Top of Excerpted data
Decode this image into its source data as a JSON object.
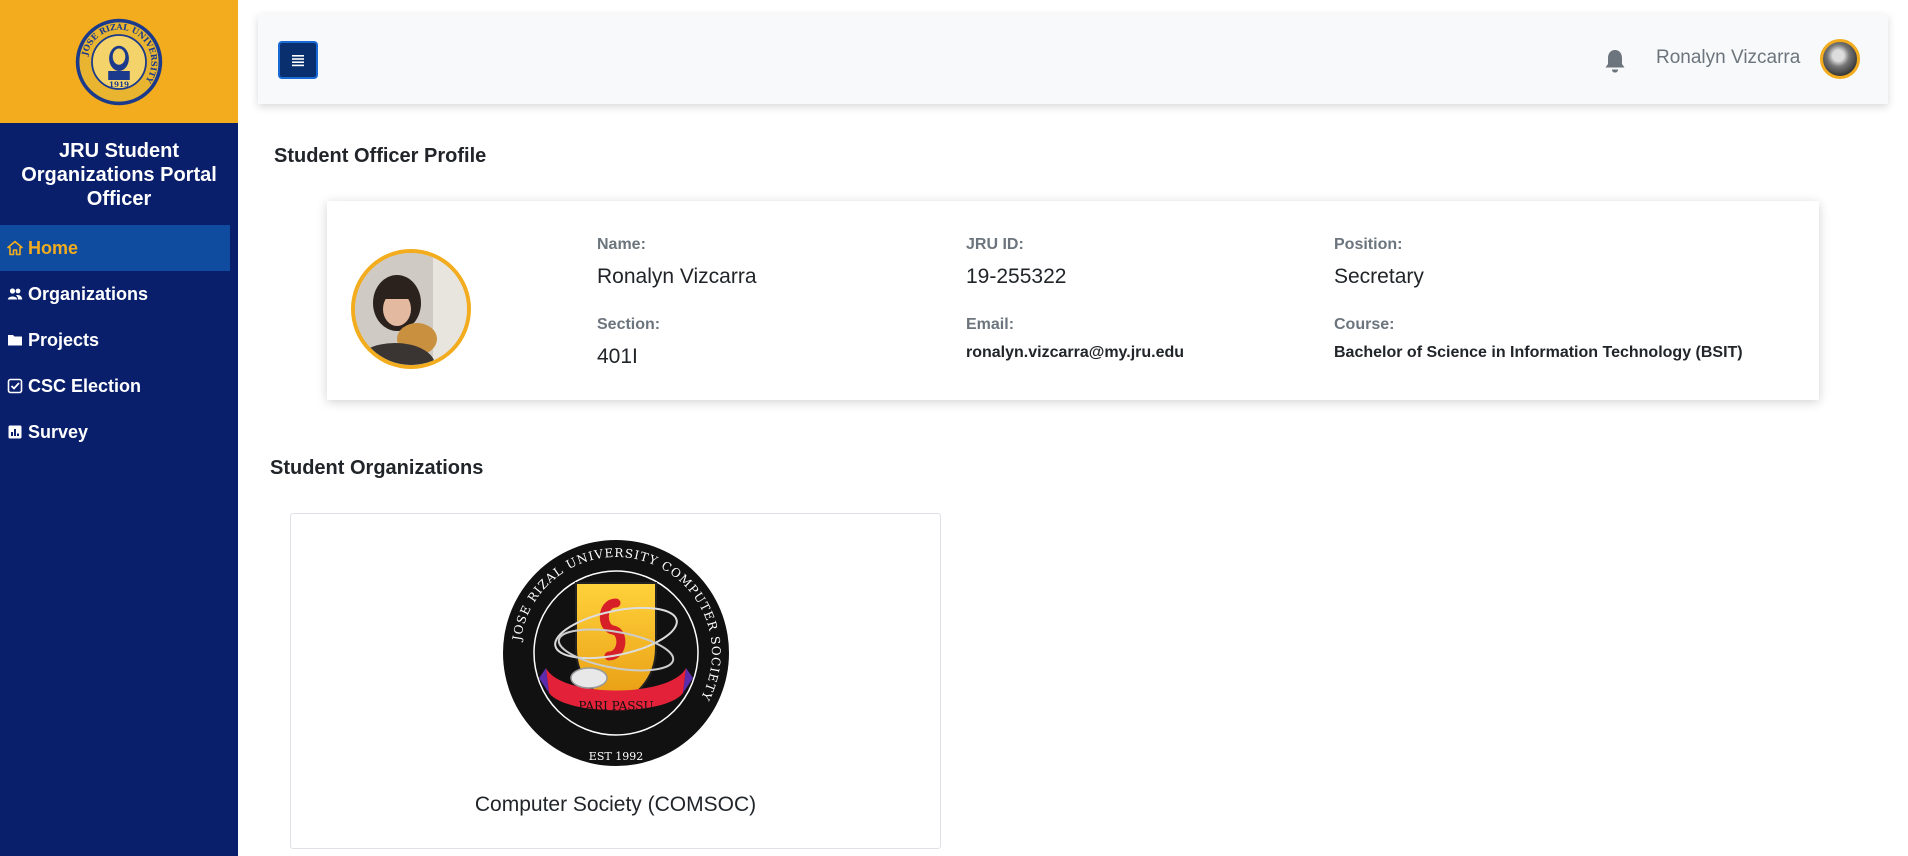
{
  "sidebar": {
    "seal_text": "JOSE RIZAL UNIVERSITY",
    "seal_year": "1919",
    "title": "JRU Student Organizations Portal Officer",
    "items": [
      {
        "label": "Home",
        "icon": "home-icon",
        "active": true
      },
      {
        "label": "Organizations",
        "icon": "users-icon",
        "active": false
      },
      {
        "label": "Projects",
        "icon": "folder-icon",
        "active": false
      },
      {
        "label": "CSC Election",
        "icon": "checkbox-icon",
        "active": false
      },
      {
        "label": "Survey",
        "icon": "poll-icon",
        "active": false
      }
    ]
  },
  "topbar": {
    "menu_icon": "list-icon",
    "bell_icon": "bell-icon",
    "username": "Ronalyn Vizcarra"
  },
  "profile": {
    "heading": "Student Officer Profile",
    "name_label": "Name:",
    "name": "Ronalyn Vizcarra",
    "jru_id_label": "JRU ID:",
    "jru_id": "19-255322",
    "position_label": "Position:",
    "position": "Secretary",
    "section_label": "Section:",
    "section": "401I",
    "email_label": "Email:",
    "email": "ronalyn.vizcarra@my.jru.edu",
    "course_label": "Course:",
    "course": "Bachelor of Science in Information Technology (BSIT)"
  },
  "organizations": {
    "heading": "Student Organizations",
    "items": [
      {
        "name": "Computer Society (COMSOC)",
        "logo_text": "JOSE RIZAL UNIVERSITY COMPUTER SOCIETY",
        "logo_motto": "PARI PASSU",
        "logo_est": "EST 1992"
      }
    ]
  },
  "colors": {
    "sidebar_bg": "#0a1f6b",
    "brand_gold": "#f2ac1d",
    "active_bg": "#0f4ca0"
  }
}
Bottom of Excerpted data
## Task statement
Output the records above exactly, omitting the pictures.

## Problem solution
Decode this image into its source data as a JSON object.
{
  "sidebar": {
    "seal_text": "JOSE RIZAL UNIVERSITY",
    "seal_year": "1919",
    "title": "JRU Student Organizations Portal Officer",
    "items": [
      {
        "label": "Home",
        "icon": "home-icon",
        "active": true
      },
      {
        "label": "Organizations",
        "icon": "users-icon",
        "active": false
      },
      {
        "label": "Projects",
        "icon": "folder-icon",
        "active": false
      },
      {
        "label": "CSC Election",
        "icon": "checkbox-icon",
        "active": false
      },
      {
        "label": "Survey",
        "icon": "poll-icon",
        "active": false
      }
    ]
  },
  "topbar": {
    "menu_icon": "list-icon",
    "bell_icon": "bell-icon",
    "username": "Ronalyn Vizcarra"
  },
  "profile": {
    "heading": "Student Officer Profile",
    "name_label": "Name:",
    "name": "Ronalyn Vizcarra",
    "jru_id_label": "JRU ID:",
    "jru_id": "19-255322",
    "position_label": "Position:",
    "position": "Secretary",
    "section_label": "Section:",
    "section": "401I",
    "email_label": "Email:",
    "email": "ronalyn.vizcarra@my.jru.edu",
    "course_label": "Course:",
    "course": "Bachelor of Science in Information Technology (BSIT)"
  },
  "organizations": {
    "heading": "Student Organizations",
    "items": [
      {
        "name": "Computer Society (COMSOC)",
        "logo_text": "JOSE RIZAL UNIVERSITY COMPUTER SOCIETY",
        "logo_motto": "PARI PASSU",
        "logo_est": "EST 1992"
      }
    ]
  },
  "colors": {
    "sidebar_bg": "#0a1f6b",
    "brand_gold": "#f2ac1d",
    "active_bg": "#0f4ca0"
  }
}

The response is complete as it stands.